Extreme Point

• “extreme point” is point that is unique optimum in some direction

• Extreme point implies BFS

• if cannot move to any other opt, must have $$n$$ tight constraints.

• Conversely, BFS is extreme point

• BFS means feasible and total of $$n$$ tight constraints

• let $$T$$ be set of $$x_i \ge 0$$ constraints that are tight

• take objective $$\sum_{i \in T} x_i$$

• consider any other feasible point

• It’s loose on some $$i \in T$$

• so objective value $$>0$$

• so not optimal

• Thus, BFS is unique opt for this objective, i.e. extreme point

• This proof assumes standard form, but easily generalizes.

Shows output is polynomial size:

• Let $$A'$$ and correspoinding $$b'$$ be $$n$$ tight constraints (rows) at opt

• Then opt is (unique) solution to $$A'x=b'$$

• We saw that such an inverse is represented in polynomial size in input

• (So, at least weakly polynomial algorithms seem possible)

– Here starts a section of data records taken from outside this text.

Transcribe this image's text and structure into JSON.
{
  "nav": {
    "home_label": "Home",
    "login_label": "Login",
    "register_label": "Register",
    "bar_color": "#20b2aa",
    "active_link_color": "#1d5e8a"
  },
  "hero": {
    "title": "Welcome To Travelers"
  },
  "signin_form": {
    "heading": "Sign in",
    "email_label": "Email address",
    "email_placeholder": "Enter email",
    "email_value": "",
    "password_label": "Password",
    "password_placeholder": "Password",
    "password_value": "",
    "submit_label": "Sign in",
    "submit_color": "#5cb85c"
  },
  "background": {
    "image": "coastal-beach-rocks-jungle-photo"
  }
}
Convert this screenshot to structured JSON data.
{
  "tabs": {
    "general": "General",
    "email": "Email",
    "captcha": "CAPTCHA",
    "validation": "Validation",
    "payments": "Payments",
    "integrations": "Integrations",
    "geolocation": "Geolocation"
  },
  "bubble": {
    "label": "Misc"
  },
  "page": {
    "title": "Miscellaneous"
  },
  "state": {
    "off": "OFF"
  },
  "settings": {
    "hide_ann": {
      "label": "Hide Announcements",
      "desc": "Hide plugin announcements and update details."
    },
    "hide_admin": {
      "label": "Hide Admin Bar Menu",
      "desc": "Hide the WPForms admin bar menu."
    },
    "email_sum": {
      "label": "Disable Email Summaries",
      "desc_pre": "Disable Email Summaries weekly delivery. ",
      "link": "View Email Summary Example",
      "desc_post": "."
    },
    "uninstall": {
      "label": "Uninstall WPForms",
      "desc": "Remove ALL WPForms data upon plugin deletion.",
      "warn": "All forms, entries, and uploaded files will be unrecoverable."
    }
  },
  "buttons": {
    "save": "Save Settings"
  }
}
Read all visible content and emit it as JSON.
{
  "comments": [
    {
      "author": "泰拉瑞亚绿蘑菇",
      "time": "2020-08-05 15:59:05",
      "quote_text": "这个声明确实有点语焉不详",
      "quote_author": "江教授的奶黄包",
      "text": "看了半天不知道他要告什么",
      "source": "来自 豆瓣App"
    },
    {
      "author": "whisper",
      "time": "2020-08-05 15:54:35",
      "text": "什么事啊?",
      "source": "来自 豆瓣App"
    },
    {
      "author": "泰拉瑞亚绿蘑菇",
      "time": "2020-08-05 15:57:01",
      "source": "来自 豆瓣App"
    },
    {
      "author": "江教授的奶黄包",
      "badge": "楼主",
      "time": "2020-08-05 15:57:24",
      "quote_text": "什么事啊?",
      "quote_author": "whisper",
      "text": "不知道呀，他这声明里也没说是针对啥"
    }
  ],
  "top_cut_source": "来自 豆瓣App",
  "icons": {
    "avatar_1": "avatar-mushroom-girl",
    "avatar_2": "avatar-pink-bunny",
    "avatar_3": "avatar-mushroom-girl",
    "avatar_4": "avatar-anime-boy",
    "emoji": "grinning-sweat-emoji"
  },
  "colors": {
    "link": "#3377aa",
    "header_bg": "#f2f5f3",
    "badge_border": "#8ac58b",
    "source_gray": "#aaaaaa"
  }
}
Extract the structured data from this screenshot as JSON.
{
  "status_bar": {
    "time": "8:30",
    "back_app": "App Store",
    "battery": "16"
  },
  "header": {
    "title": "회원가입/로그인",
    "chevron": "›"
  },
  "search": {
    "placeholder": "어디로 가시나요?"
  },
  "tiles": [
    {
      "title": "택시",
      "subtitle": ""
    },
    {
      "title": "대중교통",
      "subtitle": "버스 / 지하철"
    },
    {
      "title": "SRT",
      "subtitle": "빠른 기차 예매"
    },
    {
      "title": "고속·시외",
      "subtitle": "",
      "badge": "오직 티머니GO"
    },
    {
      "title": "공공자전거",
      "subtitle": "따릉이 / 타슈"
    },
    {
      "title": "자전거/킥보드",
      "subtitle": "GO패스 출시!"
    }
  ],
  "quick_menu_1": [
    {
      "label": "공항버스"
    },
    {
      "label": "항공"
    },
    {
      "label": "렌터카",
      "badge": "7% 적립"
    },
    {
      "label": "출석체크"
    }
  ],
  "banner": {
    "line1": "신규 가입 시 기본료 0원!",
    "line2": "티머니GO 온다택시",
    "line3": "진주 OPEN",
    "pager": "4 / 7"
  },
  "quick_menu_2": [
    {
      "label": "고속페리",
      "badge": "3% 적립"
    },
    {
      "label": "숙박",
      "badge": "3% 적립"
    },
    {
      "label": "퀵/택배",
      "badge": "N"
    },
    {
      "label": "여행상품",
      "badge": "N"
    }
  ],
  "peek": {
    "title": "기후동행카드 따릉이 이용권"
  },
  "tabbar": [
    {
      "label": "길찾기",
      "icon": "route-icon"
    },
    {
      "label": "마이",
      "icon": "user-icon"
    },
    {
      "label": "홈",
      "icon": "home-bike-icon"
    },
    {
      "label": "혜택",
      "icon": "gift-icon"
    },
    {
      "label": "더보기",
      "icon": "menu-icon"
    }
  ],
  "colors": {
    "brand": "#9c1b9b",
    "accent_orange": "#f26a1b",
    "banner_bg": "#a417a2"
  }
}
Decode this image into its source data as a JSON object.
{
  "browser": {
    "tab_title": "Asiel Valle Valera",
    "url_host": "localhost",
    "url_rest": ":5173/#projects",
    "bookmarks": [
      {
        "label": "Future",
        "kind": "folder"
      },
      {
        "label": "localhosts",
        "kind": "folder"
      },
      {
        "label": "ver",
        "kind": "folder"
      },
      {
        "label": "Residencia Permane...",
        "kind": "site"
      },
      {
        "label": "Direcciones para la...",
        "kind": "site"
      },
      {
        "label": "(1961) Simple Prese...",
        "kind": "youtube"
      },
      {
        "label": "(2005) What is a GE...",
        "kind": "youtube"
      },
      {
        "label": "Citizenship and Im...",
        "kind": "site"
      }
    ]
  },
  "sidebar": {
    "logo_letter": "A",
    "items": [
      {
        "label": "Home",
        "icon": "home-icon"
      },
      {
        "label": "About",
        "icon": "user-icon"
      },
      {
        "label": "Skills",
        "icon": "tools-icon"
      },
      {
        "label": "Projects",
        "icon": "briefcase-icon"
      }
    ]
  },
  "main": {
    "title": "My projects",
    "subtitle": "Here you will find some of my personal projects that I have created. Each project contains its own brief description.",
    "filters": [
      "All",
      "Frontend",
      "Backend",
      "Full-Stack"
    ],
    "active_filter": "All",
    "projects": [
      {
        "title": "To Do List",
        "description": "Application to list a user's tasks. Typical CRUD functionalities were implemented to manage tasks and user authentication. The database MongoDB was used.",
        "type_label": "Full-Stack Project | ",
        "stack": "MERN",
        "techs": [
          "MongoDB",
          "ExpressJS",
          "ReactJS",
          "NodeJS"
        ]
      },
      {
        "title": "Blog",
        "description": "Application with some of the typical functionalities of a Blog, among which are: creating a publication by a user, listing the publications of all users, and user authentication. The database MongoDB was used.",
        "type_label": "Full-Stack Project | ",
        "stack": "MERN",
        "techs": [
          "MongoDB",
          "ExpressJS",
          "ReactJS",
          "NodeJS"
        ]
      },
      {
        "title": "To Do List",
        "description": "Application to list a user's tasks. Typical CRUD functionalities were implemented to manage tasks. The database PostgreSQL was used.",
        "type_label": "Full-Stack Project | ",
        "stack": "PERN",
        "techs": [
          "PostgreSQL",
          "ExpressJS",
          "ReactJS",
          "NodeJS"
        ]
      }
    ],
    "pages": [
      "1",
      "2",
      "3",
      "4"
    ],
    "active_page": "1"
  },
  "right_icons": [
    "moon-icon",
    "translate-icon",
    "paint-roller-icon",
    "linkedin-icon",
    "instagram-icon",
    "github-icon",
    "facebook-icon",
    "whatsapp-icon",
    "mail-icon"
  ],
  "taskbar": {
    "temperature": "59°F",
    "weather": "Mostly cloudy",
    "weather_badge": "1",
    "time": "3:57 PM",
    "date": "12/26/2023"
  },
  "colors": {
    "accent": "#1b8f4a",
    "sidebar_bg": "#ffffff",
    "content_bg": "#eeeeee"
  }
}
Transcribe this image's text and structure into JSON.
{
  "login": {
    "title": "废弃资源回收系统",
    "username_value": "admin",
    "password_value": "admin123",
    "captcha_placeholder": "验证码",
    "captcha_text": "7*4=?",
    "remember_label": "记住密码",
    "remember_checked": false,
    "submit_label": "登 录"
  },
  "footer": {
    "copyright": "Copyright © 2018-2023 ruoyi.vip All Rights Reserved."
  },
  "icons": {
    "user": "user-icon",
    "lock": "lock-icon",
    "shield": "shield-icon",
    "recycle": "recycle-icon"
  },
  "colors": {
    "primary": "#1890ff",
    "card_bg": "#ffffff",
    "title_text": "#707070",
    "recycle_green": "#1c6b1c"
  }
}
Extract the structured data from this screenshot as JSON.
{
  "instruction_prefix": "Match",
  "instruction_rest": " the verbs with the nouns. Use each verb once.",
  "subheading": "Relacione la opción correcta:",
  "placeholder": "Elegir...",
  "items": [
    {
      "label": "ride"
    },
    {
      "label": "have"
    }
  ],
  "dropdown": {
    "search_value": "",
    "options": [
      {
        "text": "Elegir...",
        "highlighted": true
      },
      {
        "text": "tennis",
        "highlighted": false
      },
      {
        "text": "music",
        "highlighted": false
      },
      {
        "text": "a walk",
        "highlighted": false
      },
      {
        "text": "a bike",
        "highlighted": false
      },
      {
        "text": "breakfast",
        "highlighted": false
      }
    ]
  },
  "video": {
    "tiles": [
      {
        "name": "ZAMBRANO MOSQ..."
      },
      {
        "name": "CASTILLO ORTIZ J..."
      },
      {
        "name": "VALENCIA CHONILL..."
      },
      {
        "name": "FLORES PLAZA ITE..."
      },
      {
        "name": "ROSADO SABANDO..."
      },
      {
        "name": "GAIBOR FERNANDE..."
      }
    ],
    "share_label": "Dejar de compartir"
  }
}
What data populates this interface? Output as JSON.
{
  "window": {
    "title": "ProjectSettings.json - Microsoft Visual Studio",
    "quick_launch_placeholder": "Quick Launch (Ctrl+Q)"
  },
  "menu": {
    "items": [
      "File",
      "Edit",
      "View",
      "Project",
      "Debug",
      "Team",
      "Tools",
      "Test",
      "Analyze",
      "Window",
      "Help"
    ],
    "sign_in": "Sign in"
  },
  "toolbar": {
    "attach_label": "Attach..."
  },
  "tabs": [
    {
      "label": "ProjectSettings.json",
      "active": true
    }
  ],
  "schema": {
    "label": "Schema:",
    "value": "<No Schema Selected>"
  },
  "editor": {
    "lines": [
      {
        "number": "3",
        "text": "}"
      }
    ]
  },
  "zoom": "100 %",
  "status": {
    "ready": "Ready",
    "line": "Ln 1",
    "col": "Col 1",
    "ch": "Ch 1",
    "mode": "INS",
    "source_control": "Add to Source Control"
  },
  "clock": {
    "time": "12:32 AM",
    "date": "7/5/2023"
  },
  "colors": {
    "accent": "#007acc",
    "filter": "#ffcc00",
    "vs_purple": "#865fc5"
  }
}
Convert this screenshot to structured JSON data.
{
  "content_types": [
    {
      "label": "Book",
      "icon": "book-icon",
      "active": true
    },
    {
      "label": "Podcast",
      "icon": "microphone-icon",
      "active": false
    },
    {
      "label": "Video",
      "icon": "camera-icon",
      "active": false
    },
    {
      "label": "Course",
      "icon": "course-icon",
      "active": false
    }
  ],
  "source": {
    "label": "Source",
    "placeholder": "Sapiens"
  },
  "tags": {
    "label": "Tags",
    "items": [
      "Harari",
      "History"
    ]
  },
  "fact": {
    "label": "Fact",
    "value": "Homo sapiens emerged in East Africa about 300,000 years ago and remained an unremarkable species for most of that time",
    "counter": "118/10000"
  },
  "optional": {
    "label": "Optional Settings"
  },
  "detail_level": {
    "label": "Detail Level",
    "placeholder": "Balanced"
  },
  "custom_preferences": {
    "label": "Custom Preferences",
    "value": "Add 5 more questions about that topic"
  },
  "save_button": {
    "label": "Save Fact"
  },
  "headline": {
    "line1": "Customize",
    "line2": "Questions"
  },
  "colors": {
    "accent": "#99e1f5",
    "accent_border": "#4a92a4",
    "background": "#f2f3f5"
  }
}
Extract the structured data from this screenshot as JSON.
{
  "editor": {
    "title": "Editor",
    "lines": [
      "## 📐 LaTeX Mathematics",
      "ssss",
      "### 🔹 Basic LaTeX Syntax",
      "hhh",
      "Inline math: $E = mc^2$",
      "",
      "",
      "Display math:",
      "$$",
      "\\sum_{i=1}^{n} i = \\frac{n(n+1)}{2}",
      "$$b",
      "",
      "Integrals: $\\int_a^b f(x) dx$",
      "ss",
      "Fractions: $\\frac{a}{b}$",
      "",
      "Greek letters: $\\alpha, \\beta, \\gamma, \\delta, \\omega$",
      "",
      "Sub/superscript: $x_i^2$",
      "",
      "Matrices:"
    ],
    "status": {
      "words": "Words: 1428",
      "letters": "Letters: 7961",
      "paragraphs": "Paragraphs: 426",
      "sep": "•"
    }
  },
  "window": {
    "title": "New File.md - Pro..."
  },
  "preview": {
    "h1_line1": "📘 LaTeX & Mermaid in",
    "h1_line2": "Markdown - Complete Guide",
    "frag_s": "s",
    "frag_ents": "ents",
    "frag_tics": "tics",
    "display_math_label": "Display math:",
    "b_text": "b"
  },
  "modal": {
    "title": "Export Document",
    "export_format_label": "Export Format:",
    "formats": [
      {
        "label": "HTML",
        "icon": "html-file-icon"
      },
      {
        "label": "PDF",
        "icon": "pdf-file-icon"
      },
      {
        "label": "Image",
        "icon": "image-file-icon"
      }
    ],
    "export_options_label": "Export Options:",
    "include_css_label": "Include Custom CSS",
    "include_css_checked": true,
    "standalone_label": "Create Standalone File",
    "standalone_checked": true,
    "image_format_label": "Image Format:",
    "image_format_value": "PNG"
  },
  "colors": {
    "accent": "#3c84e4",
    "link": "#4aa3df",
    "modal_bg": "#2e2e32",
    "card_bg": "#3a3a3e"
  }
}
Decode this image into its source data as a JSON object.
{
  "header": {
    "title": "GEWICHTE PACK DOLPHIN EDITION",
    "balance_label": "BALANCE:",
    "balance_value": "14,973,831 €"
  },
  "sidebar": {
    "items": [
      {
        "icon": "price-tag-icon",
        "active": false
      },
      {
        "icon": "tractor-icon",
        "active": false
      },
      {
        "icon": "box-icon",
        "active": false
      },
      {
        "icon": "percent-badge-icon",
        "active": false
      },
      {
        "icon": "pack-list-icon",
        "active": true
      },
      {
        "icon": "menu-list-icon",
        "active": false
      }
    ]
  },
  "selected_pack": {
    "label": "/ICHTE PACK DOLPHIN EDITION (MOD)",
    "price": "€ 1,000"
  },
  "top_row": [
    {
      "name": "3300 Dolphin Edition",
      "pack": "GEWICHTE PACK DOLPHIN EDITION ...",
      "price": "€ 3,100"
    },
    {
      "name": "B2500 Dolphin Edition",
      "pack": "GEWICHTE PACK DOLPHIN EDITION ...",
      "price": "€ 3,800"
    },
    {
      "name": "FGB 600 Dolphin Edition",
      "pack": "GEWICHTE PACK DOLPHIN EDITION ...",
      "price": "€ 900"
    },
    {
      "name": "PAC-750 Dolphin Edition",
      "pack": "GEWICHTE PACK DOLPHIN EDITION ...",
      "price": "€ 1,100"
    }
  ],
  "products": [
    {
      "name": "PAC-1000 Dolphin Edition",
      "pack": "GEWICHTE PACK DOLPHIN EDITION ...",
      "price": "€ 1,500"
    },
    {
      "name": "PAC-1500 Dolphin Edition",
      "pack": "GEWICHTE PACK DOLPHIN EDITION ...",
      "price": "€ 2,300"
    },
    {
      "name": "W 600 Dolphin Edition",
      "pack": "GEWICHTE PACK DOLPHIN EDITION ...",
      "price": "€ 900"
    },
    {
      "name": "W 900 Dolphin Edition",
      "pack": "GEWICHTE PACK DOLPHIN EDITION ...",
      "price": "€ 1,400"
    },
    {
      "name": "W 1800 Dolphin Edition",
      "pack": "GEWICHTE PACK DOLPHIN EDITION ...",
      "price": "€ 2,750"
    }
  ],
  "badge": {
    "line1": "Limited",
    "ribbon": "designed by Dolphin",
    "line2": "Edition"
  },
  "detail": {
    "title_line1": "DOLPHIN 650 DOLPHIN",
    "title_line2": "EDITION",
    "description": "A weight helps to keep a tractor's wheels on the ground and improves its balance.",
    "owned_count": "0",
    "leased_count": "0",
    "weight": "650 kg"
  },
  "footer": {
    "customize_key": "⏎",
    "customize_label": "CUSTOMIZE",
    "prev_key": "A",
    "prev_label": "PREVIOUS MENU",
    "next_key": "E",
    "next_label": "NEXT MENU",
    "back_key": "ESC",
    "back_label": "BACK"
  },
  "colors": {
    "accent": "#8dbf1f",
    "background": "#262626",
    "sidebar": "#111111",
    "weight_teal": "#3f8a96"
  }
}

Yields first algorithm for LP: try all bfs.

• How many are there?

• just choose $$n$$ tight constraints out of $$m$$, check feasibility and objective

• Upper bound $$\binom{m}{n}$$

OK, this is an exponential method for finding the optimum. Maybe we can do better if we just try to verify the optimum. Let’s look for a way to prove that a given solution $$x$$ is optimal.

Quest for nonexponential algorithm: start at an easier place: how decide if a solution is optimal?

• decision version of LP: is there a solution with opt$$>k$$?

• this is in NP, since can exhibit a solution (we showed poly size output)

• is it in coNP? Ie, can we prove there is no solution with opt$$>k$$? (this would give an optimality test)